• [Exercise details]: Copy the data exactly, line for line.

··· Exercise inputs ···

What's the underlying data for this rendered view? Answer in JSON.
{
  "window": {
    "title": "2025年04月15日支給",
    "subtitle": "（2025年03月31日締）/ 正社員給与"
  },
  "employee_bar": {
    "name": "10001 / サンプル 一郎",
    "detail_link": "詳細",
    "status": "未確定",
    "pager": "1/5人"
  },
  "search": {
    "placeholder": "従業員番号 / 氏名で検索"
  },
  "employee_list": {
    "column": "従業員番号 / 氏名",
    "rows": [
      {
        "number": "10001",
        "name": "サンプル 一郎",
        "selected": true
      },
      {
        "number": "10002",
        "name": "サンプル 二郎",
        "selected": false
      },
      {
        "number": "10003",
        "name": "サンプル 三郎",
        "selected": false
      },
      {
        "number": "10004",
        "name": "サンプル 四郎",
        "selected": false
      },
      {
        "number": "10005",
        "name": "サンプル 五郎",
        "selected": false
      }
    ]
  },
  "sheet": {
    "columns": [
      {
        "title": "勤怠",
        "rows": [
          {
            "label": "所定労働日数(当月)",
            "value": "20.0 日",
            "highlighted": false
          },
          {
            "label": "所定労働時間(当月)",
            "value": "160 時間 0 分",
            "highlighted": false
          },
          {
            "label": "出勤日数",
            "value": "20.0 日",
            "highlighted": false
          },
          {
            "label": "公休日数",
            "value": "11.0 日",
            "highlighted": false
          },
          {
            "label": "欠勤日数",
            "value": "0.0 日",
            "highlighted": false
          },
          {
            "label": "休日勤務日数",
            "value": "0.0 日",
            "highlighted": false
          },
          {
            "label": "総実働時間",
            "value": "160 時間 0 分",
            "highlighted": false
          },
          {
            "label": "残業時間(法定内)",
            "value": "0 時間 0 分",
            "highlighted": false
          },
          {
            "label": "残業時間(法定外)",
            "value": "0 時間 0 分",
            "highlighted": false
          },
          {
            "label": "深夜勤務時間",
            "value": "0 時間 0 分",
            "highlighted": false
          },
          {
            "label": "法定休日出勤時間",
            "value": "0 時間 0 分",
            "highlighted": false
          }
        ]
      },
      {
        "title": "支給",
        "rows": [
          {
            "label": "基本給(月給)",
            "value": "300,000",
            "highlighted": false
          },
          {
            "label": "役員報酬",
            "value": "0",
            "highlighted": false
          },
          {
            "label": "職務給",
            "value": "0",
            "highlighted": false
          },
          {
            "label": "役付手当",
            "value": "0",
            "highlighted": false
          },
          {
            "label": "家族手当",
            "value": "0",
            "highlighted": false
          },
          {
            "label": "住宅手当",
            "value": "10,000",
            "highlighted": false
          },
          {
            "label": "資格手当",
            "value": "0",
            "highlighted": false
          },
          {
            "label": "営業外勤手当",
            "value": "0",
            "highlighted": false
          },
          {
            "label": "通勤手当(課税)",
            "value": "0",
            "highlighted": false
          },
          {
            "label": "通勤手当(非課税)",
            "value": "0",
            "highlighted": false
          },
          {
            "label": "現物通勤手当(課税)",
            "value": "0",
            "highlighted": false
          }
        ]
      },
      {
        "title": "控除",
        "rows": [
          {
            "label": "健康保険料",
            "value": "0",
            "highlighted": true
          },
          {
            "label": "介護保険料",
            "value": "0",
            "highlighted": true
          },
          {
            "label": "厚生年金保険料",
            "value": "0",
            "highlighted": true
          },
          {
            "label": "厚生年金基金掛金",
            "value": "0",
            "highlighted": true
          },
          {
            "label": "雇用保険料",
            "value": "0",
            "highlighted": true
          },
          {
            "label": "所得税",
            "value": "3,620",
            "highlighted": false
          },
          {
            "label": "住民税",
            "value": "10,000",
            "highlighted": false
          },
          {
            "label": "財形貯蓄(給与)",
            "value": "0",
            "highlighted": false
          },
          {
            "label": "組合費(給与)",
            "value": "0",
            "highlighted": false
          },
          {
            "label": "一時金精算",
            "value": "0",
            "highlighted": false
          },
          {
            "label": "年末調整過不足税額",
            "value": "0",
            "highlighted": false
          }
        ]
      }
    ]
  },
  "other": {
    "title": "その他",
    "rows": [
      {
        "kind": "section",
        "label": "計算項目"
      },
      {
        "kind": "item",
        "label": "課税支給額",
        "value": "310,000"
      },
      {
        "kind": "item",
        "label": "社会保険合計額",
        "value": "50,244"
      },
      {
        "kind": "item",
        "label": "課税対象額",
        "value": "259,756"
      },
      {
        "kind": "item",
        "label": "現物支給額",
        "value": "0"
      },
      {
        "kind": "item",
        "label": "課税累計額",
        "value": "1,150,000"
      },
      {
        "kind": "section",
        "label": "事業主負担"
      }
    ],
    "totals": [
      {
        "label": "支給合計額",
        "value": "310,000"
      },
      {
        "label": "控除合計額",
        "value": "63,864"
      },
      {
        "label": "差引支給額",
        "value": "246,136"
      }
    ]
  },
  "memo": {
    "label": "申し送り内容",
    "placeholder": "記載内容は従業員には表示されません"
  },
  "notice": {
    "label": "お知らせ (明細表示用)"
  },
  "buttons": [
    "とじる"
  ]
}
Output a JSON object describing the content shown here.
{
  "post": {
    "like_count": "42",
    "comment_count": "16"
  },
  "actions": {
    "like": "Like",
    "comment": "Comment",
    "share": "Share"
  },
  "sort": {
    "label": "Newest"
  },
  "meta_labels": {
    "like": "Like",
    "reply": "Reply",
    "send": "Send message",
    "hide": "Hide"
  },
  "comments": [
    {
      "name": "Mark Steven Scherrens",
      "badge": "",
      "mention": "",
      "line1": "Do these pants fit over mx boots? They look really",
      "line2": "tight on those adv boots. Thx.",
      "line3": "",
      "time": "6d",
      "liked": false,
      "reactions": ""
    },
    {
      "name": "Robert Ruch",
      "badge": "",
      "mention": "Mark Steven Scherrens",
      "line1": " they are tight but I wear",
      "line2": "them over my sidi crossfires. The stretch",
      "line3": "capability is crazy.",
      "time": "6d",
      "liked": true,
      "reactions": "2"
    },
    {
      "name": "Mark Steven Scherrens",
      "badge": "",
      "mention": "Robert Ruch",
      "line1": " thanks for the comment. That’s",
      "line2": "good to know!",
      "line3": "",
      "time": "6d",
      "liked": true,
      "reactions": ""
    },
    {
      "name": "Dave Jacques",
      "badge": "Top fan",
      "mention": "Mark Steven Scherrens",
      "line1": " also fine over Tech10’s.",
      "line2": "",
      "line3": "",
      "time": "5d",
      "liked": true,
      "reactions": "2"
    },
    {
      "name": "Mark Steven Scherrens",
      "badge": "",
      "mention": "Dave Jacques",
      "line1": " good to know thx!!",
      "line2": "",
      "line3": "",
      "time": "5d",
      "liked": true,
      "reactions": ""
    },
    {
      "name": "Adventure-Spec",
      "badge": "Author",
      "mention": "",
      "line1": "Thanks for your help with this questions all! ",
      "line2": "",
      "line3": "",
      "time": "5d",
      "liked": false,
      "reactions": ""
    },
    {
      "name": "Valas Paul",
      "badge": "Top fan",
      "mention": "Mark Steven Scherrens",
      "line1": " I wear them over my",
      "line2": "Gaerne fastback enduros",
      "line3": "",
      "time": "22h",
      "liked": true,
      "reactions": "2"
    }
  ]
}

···

• [Written solution]:
What's the underlying data for this rendered view? Answer in JSON.
{
  "window": {
    "title": "2025年04月15日支給",
    "subtitle": "（2025年03月31日締）/ 正社員給与"
  },
  "employee_bar": {
    "name": "10001 / サンプル 一郎",
    "detail_link": "詳細",
    "status": "未確定",
    "pager": "1/5人"
  },
  "search": {
    "placeholder": "従業員番号 / 氏名で検索"
  },
  "employee_list": {
    "column": "従業員番号 / 氏名",
    "rows": [
      {
        "number": "10001",
        "name": "サンプル 一郎",
        "selected": true
      },
      {
        "number": "10002",
        "name": "サンプル 二郎",
        "selected": false
      },
      {
        "number": "10003",
        "name": "サンプル 三郎",
        "selected": false
      },
      {
        "number": "10004",
        "name": "サンプル 四郎",
        "selected": false
      },
      {
        "number": "10005",
        "name": "サンプル 五郎",
        "selected": false
      }
    ]
  },
  "sheet": {
    "columns": [
      {
        "title": "勤怠",
        "rows": [
          {
            "label": "所定労働日数(当月)",
            "value": "20.0 日",
            "highlighted": false
          },
          {
            "label": "所定労働時間(当月)",
            "value": "160 時間 0 分",
            "highlighted": false
          },
          {
            "label": "出勤日数",
            "value": "20.0 日",
            "highlighted": false
          },
          {
            "label": "公休日数",
            "value": "11.0 日",
            "highlighted": false
          },
          {
            "label": "欠勤日数",
            "value": "0.0 日",
            "highlighted": false
          },
          {
            "label": "休日勤務日数",
            "value": "0.0 日",
            "highlighted": false
          },
          {
            "label": "総実働時間",
            "value": "160 時間 0 分",
            "highlighted": false
          },
          {
            "label": "残業時間(法定内)",
            "value": "0 時間 0 分",
            "highlighted": false
          },
          {
            "label": "残業時間(法定外)",
            "value": "0 時間 0 分",
            "highlighted": false
          },
          {
            "label": "深夜勤務時間",
            "value": "0 時間 0 分",
            "highlighted": false
          },
          {
            "label": "法定休日出勤時間",
            "value": "0 時間 0 分",
            "highlighted": false
          }
        ]
      },
      {
        "title": "支給",
        "rows": [
          {
            "label": "基本給(月給)",
            "value": "300,000",
            "highlighted": false
          },
          {
            "label": "役員報酬",
            "value": "0",
            "highlighted": false
          },
          {
            "label": "職務給",
            "value": "0",
            "highlighted": false
          },
          {
            "label": "役付手当",
            "value": "0",
            "highlighted": false
          },
          {
            "label": "家族手当",
            "value": "0",
            "highlighted": false
          },
          {
            "label": "住宅手当",
            "value": "10,000",
            "highlighted": false
          },
          {
            "label": "資格手当",
            "value": "0",
            "highlighted": false
          },
          {
            "label": "営業外勤手当",
            "value": "0",
            "highlighted": false
          },
          {
            "label": "通勤手当(課税)",
            "value": "0",
            "highlighted": false
          },
          {
            "label": "通勤手当(非課税)",
            "value": "0",
            "highlighted": false
          },
          {
            "label": "現物通勤手当(課税)",
            "value": "0",
            "highlighted": false
          }
        ]
      },
      {
        "title": "控除",
        "rows": [
          {
            "label": "健康保険料",
            "value": "0",
            "highlighted": true
          },
          {
            "label": "介護保険料",
            "value": "0",
            "highlighted": true
          },
          {
            "label": "厚生年金保険料",
            "value": "0",
            "highlighted": true
          },
          {
            "label": "厚生年金基金掛金",
            "value": "0",
            "highlighted": true
          },
          {
            "label": "雇用保険料",
            "value": "0",
            "highlighted": true
          },
          {
            "label": "所得税",
            "value": "3,620",
            "highlighted": false
          },
          {
            "label": "住民税",
            "value": "10,000",
            "highlighted": false
          },
          {
            "label": "財形貯蓄(給与)",
            "value": "0",
            "highlighted": false
          },
          {
            "label": "組合費(給与)",
            "value": "0",
            "highlighted": false
          },
          {
            "label": "一時金精算",
            "value": "0",
            "highlighted": false
          },
          {
            "label": "年末調整過不足税額",
            "value": "0",
            "highlighted": false
          }
        ]
      }
    ]
  },
  "other": {
    "title": "その他",
    "rows": [
      {
        "kind": "section",
        "label": "計算項目"
      },
      {
        "kind": "item",
        "label": "課税支給額",
        "value": "310,000"
      },
      {
        "kind": "item",
        "label": "社会保険合計額",
        "value": "50,244"
      },
      {
        "kind": "item",
        "label": "課税対象額",
        "value": "259,756"
      },
      {
        "kind": "item",
        "label": "現物支給額",
        "value": "0"
      },
      {
        "kind": "item",
        "label": "課税累計額",
        "value": "1,150,000"
      },
      {
        "kind": "section",
        "label": "事業主負担"
      }
    ],
    "totals": [
      {
        "label": "支給合計額",
        "value": "310,000"
      },
      {
        "label": "控除合計額",
        "value": "63,864"
      },
      {
        "label": "差引支給額",
        "value": "246,136"
      }
    ]
  },
  "memo": {
    "label": "申し送り内容",
    "placeholder": "記載内容は従業員には表示されません"
  },
  "notice": {
    "label": "お知らせ (明細表示用)"
  },
  "buttons": [
    "とじる"
  ]
}
Output a JSON object describing the content shown here.
{
  "post": {
    "like_count": "42",
    "comment_count": "16"
  },
  "actions": {
    "like": "Like",
    "comment": "Comment",
    "share": "Share"
  },
  "sort": {
    "label": "Newest"
  },
  "meta_labels": {
    "like": "Like",
    "reply": "Reply",
    "send": "Send message",
    "hide": "Hide"
  },
  "comments": [
    {
      "name": "Mark Steven Scherrens",
      "badge": "",
      "mention": "",
      "line1": "Do these pants fit over mx boots? They look really",
      "line2": "tight on those adv boots. Thx.",
      "line3": "",
      "time": "6d",
      "liked": false,
      "reactions": ""
    },
    {
      "name": "Robert Ruch",
      "badge": "",
      "mention": "Mark Steven Scherrens",
      "line1": " they are tight but I wear",
      "line2": "them over my sidi crossfires. The stretch",
      "line3": "capability is crazy.",
      "time": "6d",
      "liked": true,
      "reactions": "2"
    },
    {
      "name": "Mark Steven Scherrens",
      "badge": "",
      "mention": "Robert Ruch",
      "line1": " thanks for the comment. That’s",
      "line2": "good to know!",
      "line3": "",
      "time": "6d",
      "liked": true,
      "reactions": ""
    },
    {
      "name": "Dave Jacques",
      "badge": "Top fan",
      "mention": "Mark Steven Scherrens",
      "line1": " also fine over Tech10’s.",
      "line2": "",
      "line3": "",
      "time": "5d",
      "liked": true,
      "reactions": "2"
    },
    {
      "name": "Mark Steven Scherrens",
      "badge": "",
      "mention": "Dave Jacques",
      "line1": " good to know thx!!",
      "line2": "",
      "line3": "",
      "time": "5d",
      "liked": true,
      "reactions": ""
    },
    {
      "name": "Adventure-Spec",
      "badge": "Author",
      "mention": "",
      "line1": "Thanks for your help with this questions all! ",
      "line2": "",
      "line3": "",
      "time": "5d",
      "liked": false,
      "reactions": ""
    },
    {
      "name": "Valas Paul",
      "badge": "Top fan",
      "mention": "Mark Steven Scherrens",
      "line1": " I wear them over my",
      "line2": "Gaerne fastback enduros",
      "line3": "",
      "time": "22h",
      "liked": true,
      "reactions": "2"
    }
  ]
}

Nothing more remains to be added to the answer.